Tuesday, September 26, 2006

When worldviews collide

To most persons, nature appears calm, orderly, and peaceful. They see the birds singing in the trees, the insects hovering over the flowers, ... and all living things in possession of health and vigour, and in the enjoyment of a sunny existence. But they do not see, and hardly ever think of, the means by which this beauty and harmony is brought about. They do not see ... the constant and daily search after food, the failure to obtain which means weakness or death.

A.R.Wallace, "Darwinism"
Look at the birds of the air; they do not sow or reap or store away in barns, and yet your heavenly Father feeds them. Are you not much more valuable than they? Who of you by worrying can add a single hour to his life?

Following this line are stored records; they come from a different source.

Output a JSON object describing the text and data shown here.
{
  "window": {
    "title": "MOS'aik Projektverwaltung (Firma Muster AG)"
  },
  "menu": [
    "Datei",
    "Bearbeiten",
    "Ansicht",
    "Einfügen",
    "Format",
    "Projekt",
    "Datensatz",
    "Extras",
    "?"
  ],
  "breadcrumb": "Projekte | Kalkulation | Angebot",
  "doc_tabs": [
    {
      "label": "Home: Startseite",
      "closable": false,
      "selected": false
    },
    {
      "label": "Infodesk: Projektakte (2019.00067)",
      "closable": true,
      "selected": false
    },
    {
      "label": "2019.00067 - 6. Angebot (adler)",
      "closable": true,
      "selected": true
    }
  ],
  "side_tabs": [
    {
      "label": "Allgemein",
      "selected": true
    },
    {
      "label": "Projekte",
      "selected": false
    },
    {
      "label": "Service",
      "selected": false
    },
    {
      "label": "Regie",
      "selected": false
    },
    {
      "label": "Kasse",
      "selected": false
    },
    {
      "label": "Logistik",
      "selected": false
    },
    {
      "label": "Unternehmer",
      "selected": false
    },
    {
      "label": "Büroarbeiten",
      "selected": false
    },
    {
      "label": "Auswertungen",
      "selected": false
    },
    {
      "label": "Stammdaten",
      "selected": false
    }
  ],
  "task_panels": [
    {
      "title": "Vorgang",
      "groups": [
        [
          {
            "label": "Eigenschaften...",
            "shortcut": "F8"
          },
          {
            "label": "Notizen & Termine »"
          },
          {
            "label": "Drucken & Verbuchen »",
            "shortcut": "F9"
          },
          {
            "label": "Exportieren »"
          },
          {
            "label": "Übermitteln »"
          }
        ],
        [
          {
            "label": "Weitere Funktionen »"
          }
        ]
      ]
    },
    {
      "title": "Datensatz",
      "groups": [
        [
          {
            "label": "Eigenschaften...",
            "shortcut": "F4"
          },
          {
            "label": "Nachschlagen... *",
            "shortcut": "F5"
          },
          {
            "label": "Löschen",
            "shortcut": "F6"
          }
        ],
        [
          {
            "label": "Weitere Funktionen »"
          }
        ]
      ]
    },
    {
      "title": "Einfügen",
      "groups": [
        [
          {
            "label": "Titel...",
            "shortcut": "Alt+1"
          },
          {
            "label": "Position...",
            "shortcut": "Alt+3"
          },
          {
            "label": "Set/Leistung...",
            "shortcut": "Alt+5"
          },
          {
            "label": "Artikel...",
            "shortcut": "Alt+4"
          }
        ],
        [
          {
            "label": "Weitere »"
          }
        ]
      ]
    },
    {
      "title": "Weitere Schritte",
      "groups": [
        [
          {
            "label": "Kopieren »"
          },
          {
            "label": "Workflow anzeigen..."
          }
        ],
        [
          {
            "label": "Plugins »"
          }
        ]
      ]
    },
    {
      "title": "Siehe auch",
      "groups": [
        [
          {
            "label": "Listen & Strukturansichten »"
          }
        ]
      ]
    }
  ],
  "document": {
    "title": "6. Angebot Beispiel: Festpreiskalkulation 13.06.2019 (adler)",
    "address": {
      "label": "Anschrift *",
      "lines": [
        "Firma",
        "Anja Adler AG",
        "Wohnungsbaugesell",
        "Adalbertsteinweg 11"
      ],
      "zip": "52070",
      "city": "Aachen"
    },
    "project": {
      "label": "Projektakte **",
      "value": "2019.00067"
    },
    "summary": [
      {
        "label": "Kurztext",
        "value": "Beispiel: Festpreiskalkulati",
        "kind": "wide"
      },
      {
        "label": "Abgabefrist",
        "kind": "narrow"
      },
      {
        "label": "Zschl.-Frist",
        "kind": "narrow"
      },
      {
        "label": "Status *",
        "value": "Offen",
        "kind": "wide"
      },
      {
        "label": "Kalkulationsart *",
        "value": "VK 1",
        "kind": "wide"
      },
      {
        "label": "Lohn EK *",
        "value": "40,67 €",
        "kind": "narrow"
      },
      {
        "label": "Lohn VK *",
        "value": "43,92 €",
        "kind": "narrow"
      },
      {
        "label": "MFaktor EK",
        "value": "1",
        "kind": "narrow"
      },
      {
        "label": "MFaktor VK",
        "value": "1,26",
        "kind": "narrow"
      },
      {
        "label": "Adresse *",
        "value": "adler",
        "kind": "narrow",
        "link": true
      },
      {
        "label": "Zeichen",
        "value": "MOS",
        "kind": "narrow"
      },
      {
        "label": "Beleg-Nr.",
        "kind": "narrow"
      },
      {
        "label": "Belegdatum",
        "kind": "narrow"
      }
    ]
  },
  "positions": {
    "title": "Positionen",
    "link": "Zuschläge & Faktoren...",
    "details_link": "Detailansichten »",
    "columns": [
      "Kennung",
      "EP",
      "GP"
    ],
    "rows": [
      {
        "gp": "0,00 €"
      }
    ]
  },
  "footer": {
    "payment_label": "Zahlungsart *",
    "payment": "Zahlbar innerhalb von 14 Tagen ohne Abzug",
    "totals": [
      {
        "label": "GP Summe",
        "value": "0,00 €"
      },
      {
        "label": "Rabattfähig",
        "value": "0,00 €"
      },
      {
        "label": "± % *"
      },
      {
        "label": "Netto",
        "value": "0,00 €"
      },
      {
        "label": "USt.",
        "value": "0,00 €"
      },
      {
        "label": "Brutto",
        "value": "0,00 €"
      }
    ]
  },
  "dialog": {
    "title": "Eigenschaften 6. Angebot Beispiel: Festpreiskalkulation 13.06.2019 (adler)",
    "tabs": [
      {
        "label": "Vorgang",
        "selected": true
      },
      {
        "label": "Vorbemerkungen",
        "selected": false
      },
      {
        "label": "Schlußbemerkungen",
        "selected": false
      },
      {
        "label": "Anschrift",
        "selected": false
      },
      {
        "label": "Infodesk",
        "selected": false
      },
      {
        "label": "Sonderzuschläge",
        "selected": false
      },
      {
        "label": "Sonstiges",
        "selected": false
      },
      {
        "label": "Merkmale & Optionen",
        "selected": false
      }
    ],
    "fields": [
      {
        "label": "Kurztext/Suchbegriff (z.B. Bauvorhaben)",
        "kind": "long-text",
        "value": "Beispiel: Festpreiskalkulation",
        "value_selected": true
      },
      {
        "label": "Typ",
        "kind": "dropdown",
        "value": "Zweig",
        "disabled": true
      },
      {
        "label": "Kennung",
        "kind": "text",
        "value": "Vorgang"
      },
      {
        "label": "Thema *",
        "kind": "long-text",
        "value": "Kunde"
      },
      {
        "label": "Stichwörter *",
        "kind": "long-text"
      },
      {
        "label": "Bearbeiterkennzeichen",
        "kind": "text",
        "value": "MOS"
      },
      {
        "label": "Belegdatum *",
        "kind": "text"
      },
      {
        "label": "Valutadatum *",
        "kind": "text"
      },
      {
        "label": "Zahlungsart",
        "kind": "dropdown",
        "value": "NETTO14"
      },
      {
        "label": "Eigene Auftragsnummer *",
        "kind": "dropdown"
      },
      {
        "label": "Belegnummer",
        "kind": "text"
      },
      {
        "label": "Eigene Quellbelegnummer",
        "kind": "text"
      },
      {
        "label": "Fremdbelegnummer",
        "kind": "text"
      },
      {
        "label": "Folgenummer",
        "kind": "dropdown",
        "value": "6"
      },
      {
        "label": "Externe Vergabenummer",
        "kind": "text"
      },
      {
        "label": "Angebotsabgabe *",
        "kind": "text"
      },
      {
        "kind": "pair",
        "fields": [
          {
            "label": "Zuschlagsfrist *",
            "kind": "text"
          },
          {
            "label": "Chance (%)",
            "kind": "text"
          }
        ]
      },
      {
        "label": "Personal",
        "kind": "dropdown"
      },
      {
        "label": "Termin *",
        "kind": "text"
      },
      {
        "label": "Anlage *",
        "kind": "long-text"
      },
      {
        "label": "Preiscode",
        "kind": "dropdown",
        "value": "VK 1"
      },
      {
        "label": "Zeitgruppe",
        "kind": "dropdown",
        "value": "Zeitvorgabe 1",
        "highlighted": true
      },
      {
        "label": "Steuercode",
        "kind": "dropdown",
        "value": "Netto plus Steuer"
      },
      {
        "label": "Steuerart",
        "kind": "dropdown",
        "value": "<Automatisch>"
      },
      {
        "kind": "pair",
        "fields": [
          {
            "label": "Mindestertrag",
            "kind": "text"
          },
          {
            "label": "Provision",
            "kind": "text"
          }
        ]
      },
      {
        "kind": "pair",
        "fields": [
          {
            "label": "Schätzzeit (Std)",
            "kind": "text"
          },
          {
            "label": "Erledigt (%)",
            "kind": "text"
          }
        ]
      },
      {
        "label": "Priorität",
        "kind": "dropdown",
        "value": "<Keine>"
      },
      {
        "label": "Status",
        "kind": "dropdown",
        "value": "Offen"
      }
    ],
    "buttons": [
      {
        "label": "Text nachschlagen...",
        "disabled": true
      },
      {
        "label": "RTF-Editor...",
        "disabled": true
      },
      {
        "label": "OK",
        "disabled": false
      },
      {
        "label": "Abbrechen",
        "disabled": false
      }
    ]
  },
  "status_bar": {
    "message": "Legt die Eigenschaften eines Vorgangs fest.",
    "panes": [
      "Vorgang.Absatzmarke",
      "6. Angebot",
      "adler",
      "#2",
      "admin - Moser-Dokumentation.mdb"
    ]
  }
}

And why do you worry about clothes? See how the lilies of the field grow. They do not labor or spin. Yet I tell you that not even Solomon in all his splendor was dressed like one of these. If that is how God clothes the grass of the field, which is here today and tomorrow is thrown into the fire, will he not much more clothe you, O you of little faith?

Jesus isn't talking about the struggle for survival here - he is pointing out to his followers that there isn't one. Hence the clash of worldviews.

Of Wallace's argument (which is also present in "The Origin of Species"), David Stove says:
Almost everything that could be wrong is wrong with this reply of Darwin and Wallace. First, as to its method. It is an unsatisfactory way of defending a scientific theory, when it is objected that what it predicts is not observable in one area, to reply that that is not a problem, because what it predicts is not observable anywhere else either.
Later on he says:
What would it be like, even, to meet a man who really believed that there is a Darwinian struggle for life among humans? Even this, as far as I know, never happens, and never has happened. Which is certainly a very great mercy. But it is not at all difficult, on the other hand, to imagine meeting such a person.

He would be a man who actually believed that he is struggling for his life, all the time, against his parents, children, wife, neighbours, the postman, the doctor, the Lord Mayor..., and also believes that everyone else is in exactly the same case. What could we possibly make of this most unfortunate man? His mental state, because of its obvious affinity with certain more familiar pathological states, might aptly be named paranoia darwiniensis. In any case it would be clear that he is in some extremely dreadful delusionary state. Nor would any cure seem at all possible, unless it began with someone's convincing him that Darwin's theory of evolution is false